  • I feel great this morning.  I should go to Target or the grocery store or do some other errand before the lunch crowd gets there/while I have energy/before it gets too hot or too cold out/etc..
  • I run my errands only to find I’m hungry when I get home.  “Well, I’ll practice later this afternoon.”
  • Later in the day I either get distracted or find that I have, in fact, run out of energy and need a nap.
  • Now its time for dinner and I can’t practice on a full stomach. “I’ll do a wind-down practice sometime before bed.”
  • Then (fill in the blank) happens and before I know it, I’m in bed thinking, “Damn, I never practiced today.”

This would be fine if it was a one-time event.  Life happens and practice should never become a chore.  The problem arises when one missed day rolls into another and then another — when missing practice becomes the habit and not the exception.
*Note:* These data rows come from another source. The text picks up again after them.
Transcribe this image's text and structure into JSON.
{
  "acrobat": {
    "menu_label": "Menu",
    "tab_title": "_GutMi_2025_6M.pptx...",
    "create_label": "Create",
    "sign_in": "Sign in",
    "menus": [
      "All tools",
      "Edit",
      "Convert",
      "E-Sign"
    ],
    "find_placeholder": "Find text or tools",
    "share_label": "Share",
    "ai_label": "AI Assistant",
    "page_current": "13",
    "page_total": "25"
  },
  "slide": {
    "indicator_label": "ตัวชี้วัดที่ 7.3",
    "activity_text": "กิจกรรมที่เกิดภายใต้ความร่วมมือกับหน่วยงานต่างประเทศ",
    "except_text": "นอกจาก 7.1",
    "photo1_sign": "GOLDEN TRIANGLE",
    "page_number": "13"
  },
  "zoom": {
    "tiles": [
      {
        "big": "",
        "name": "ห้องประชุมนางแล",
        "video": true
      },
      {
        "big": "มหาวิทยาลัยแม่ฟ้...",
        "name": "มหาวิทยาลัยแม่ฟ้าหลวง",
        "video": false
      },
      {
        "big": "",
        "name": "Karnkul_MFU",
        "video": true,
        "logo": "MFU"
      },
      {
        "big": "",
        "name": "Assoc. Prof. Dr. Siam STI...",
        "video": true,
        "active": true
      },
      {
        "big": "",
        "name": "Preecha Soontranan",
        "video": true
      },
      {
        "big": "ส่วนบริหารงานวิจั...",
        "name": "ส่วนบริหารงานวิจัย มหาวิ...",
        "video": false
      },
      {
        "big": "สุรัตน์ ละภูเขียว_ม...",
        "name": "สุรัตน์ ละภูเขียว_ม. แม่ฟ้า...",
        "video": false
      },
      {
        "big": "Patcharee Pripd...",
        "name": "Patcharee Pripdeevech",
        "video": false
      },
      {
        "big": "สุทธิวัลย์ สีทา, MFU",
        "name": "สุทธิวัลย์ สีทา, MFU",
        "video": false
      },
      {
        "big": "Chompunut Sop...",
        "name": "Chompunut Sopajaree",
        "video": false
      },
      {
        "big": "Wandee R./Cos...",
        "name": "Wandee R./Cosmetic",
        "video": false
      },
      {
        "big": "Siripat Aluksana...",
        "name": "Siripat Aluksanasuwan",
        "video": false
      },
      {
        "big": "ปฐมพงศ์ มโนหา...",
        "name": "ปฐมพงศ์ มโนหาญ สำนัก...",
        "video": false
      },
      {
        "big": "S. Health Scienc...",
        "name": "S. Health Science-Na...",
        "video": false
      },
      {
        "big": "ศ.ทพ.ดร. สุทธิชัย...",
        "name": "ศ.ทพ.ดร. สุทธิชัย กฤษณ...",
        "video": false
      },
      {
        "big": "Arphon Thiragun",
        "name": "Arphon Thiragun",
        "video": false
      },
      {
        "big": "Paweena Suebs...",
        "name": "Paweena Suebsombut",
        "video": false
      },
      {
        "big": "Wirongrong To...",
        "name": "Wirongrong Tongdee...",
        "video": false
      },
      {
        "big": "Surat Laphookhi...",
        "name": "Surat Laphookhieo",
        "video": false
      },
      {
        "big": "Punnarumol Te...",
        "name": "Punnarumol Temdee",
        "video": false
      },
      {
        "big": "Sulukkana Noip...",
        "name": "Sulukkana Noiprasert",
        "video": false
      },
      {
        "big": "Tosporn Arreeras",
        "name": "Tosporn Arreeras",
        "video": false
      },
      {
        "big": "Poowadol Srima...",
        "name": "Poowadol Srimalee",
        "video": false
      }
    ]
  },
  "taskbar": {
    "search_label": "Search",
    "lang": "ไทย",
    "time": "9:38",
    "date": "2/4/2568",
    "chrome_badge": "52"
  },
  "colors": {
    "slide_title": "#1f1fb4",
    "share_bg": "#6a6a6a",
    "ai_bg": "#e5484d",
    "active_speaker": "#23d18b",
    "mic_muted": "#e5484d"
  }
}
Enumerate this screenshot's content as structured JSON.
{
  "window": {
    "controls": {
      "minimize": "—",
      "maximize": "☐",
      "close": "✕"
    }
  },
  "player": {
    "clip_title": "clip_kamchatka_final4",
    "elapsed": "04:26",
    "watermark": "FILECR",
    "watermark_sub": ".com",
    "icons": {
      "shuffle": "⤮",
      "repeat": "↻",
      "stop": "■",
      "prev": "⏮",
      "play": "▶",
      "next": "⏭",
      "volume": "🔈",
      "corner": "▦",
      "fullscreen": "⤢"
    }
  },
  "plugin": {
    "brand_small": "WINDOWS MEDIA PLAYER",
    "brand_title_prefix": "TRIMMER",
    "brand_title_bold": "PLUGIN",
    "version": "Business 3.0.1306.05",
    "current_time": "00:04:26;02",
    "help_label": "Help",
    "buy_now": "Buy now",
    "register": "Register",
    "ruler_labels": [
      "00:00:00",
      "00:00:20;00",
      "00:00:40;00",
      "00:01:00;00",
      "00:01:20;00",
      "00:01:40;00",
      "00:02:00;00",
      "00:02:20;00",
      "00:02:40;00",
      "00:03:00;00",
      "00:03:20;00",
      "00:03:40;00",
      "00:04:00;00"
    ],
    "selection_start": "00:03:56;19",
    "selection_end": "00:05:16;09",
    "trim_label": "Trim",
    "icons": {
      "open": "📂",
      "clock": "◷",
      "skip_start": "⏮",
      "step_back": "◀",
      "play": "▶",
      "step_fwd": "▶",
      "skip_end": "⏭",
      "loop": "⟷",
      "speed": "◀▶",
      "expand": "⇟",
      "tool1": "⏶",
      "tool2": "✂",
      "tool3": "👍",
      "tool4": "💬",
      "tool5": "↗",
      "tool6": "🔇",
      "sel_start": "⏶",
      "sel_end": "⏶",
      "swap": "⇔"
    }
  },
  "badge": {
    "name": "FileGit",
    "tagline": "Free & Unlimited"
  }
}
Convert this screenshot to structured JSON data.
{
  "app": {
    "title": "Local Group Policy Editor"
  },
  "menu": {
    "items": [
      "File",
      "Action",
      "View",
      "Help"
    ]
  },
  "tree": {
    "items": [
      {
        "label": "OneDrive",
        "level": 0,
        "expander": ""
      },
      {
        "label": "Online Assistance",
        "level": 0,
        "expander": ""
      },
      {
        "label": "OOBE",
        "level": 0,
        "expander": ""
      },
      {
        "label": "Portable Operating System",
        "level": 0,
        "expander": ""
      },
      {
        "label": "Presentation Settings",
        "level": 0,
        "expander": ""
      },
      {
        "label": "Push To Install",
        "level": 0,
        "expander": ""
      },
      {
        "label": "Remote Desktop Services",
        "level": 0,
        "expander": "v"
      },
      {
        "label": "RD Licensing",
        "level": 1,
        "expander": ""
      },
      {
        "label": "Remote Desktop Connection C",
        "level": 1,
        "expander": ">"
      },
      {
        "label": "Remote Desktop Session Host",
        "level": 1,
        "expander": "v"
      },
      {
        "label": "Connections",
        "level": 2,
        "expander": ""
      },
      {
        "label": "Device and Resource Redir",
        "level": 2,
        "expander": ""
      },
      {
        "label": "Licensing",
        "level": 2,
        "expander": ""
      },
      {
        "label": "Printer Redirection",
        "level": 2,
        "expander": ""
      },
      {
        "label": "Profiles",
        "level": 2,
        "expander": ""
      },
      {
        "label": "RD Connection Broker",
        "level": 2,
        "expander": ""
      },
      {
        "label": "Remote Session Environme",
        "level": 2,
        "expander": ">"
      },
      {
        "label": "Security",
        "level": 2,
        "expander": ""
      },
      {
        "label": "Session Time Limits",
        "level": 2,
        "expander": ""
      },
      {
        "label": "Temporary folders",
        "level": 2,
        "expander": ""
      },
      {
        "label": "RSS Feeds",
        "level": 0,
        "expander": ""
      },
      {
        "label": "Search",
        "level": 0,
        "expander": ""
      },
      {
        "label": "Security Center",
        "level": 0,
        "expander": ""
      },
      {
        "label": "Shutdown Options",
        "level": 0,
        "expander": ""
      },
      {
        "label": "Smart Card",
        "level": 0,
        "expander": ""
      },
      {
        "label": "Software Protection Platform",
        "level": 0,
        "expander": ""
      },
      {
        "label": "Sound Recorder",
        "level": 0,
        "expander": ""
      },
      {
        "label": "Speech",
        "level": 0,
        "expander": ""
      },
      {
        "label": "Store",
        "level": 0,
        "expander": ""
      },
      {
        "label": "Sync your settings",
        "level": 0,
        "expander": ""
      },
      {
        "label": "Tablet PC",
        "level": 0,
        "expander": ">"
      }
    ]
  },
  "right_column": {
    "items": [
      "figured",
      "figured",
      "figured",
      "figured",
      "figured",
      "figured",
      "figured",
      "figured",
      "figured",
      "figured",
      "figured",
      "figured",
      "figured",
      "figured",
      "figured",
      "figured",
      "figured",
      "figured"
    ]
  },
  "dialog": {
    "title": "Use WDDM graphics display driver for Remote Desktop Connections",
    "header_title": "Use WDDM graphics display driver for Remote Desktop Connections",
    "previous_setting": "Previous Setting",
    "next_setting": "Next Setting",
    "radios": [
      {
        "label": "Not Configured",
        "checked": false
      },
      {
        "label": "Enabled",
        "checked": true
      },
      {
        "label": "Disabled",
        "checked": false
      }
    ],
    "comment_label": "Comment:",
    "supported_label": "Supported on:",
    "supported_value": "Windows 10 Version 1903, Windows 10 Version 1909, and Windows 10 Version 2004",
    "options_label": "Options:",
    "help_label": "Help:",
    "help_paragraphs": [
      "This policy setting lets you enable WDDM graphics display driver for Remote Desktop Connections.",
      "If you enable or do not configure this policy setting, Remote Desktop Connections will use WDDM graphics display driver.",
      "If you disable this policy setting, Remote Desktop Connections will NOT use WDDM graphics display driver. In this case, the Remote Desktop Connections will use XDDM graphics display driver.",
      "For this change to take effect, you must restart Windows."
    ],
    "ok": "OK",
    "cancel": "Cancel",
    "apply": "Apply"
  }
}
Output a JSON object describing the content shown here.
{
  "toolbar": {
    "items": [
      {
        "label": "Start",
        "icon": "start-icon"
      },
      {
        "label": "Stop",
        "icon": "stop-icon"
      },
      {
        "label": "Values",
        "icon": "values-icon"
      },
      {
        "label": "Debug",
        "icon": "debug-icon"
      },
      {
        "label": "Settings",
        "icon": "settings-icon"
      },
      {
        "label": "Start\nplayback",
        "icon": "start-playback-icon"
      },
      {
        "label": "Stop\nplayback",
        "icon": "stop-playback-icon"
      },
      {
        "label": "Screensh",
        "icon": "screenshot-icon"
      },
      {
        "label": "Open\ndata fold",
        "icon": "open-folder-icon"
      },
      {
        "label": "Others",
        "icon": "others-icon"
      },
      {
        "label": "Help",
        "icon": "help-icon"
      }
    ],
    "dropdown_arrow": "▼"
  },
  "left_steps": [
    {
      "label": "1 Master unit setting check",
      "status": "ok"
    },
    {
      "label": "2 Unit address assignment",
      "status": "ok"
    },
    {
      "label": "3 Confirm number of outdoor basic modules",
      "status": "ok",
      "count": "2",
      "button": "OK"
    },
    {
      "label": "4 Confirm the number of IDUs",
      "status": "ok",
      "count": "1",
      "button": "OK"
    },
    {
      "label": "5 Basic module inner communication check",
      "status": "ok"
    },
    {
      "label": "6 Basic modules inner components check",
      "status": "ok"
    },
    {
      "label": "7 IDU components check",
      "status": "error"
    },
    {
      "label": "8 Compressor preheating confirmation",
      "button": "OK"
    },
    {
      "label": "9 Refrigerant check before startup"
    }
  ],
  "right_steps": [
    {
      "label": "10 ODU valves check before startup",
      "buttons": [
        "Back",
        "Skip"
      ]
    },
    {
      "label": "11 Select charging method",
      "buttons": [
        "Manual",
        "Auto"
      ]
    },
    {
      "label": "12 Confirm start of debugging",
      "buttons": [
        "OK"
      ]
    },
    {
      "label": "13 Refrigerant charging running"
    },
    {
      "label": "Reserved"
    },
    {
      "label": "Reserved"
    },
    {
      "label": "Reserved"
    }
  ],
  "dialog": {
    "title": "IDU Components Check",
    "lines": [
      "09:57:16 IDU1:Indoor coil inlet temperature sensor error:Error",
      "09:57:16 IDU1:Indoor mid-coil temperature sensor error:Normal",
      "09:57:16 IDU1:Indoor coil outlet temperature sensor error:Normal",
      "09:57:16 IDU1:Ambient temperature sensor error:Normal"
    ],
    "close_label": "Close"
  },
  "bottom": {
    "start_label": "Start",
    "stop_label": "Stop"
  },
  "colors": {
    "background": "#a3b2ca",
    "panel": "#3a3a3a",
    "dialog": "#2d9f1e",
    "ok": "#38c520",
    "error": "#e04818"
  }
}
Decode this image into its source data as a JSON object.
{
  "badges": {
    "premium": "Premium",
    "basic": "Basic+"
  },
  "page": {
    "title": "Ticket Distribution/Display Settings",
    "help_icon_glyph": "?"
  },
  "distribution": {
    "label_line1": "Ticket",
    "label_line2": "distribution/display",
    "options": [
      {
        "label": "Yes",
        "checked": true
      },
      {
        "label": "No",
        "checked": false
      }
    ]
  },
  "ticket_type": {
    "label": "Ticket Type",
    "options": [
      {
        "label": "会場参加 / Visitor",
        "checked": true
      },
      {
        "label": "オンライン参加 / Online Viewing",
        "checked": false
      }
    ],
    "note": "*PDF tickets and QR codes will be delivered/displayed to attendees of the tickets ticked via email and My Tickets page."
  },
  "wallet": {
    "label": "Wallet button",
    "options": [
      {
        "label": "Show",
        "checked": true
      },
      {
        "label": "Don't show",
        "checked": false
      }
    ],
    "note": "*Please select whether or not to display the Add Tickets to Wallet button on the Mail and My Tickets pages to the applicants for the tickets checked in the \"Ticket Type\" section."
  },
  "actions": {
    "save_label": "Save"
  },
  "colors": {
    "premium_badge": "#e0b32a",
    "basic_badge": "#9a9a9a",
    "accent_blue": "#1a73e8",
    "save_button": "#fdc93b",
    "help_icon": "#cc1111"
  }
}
You won’t be surprised to know that the more I skip my practice, the worse I feel — physically and mentally.  I’m more fatigued, there is more pain, muscles tighten up. Heck, my emotions tighten up.  When I haven’t been practicing, it is more difficult to work wisely with limitations.  I start to wish for the “old me,” the one before the ms. These are the times when living with chronic health challenges seems most overwhelming.  I am sure my teaching is less inspiring during these times.

Eventually, I come back to my practice.  And when I do I think “Why have I not been doing this?”  Because the moment I step onto my mat (or sit in my practice chair), every time I get comfortable for pranayam (breath work) or meditation, my soul begins to sing.  Yoga is a gateway to what nourishes, inspires and sustains me — physically, mentally, emotionally and spiritually.  It is a gift.

It is through this amazing practice that we can explore why we repeat or hold onto unhelpful habits and patterns. It is what allows us to become aware that we are in the midst of an old pattern.  And hopefully, over time, this awareness occurs earlier and earlier, allowing us to begin the process of untangling ourselves from whatever web we are in. This practice allows us to become friends with both our light and our shadow.  And it is this practice that I will return to again and again, knowing that with effort (tapas) it will become as regular as breath itself.

Now, if you will excuse me, I need to go hop on my mat.